(Data excerpts)

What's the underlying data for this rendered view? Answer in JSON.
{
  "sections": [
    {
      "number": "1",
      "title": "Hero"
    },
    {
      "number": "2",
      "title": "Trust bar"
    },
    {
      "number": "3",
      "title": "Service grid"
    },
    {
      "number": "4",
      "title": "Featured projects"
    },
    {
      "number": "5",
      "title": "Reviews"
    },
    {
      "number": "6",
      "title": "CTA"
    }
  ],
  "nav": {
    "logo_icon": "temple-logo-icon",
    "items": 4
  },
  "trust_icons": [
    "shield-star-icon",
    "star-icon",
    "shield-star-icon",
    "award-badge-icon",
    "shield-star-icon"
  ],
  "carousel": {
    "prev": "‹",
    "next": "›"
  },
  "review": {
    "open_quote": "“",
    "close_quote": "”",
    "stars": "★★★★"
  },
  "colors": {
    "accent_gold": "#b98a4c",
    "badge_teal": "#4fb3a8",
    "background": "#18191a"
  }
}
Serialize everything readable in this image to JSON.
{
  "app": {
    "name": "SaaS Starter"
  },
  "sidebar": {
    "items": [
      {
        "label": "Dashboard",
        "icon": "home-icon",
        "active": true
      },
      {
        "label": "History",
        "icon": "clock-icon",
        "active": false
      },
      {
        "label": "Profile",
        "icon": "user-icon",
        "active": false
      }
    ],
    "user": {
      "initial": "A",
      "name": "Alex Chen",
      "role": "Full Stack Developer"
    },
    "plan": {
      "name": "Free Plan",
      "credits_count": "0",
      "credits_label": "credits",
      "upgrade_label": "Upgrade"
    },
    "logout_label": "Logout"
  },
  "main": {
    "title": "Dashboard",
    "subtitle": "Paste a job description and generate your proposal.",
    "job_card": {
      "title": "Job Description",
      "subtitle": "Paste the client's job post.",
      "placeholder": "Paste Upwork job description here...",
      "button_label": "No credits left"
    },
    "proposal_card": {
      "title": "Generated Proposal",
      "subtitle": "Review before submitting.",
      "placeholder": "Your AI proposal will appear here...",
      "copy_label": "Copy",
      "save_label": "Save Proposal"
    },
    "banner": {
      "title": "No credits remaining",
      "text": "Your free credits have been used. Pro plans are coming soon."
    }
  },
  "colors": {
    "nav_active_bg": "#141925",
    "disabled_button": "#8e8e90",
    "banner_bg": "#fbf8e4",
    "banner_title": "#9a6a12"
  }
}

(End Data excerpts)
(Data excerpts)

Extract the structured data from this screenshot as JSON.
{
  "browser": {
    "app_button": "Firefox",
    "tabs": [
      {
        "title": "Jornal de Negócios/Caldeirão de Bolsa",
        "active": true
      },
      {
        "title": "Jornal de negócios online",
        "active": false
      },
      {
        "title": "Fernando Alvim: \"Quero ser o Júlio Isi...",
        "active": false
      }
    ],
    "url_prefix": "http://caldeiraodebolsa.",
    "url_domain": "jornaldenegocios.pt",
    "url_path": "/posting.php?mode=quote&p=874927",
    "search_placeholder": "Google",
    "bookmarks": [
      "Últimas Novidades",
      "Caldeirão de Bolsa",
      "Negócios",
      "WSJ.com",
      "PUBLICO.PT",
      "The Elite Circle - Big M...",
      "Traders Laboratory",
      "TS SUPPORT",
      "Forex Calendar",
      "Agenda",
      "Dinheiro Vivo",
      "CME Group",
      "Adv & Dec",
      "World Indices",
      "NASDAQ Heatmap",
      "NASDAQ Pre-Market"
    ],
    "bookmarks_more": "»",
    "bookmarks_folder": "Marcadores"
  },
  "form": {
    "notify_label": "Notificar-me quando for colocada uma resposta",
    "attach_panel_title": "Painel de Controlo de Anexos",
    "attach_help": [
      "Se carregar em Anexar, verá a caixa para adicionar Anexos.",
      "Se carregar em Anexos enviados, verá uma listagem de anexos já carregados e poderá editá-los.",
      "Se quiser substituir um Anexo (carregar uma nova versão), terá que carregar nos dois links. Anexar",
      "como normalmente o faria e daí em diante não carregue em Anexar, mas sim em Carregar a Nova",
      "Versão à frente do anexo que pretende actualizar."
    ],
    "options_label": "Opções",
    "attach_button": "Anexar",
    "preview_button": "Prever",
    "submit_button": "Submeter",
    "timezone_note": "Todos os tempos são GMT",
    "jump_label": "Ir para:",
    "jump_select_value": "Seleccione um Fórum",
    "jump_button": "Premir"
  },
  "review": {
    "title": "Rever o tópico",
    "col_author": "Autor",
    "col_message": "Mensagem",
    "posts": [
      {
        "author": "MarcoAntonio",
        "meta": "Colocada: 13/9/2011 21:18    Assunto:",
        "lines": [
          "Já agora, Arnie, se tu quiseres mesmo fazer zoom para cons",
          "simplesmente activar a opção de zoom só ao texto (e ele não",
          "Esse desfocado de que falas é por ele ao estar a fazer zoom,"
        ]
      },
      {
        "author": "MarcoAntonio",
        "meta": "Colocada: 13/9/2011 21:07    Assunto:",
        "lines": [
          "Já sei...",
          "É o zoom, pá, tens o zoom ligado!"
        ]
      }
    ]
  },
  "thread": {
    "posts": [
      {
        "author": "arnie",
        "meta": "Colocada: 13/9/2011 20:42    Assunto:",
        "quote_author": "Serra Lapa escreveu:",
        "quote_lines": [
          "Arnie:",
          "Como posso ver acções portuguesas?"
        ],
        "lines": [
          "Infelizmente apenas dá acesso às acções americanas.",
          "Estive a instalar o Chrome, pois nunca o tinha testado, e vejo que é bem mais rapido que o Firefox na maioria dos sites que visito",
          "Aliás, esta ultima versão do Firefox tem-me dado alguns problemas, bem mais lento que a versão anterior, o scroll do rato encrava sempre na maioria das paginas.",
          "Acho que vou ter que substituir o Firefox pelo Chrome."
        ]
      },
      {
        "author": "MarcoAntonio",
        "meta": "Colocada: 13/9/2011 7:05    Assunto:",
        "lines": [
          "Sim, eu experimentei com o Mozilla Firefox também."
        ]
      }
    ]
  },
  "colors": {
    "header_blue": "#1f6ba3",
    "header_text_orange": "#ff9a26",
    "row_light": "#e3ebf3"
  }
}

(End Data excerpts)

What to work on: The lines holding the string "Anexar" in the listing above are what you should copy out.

Solution:
      "Se carregar em Anexar, verá a caixa para adicionar Anexos.",
      "Se quiser substituir um Anexo (carregar uma nova versão), terá que carregar nos dois links. Anexar",
      "como normalmente o faria e daí em diante não carregue em Anexar, mas sim em Carregar a Nova",
    "attach_button": "Anexar",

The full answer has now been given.